■ Your objective ■
Repeat the entries below exactly as they appear, with no pictures.

===

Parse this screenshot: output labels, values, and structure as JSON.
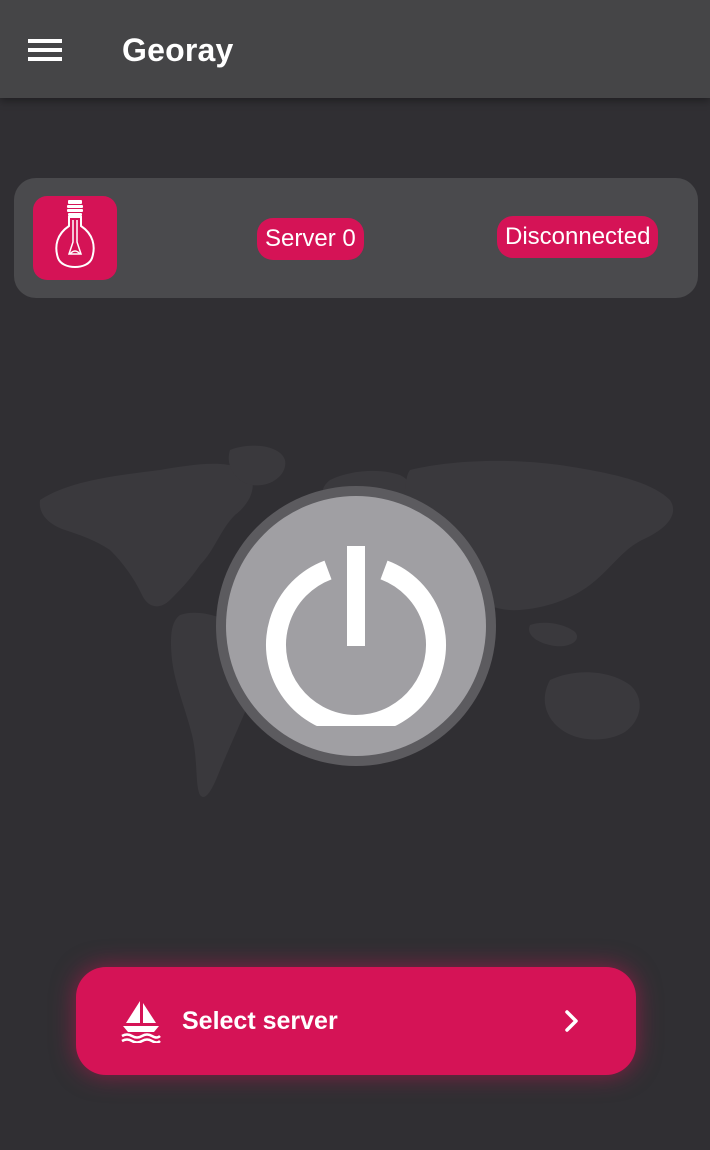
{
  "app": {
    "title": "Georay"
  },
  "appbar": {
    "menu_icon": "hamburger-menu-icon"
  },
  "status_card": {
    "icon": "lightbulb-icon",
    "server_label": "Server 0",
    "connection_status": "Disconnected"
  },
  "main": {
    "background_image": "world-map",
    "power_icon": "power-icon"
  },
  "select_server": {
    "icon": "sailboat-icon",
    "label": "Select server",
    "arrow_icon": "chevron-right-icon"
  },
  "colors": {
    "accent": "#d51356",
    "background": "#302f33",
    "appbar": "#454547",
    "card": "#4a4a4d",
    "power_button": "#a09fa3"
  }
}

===

■ Result of the task ■
Parse this screenshot: output labels, values, and structure as JSON.
{
  "app": {
    "title": "Georay"
  },
  "appbar": {
    "menu_icon": "hamburger-menu-icon"
  },
  "status_card": {
    "icon": "lightbulb-icon",
    "server_label": "Server 0",
    "connection_status": "Disconnected"
  },
  "main": {
    "background_image": "world-map",
    "power_icon": "power-icon"
  },
  "select_server": {
    "icon": "sailboat-icon",
    "label": "Select server",
    "arrow_icon": "chevron-right-icon"
  },
  "colors": {
    "accent": "#d51356",
    "background": "#302f33",
    "appbar": "#454547",
    "card": "#4a4a4d",
    "power_button": "#a09fa3"
  }
}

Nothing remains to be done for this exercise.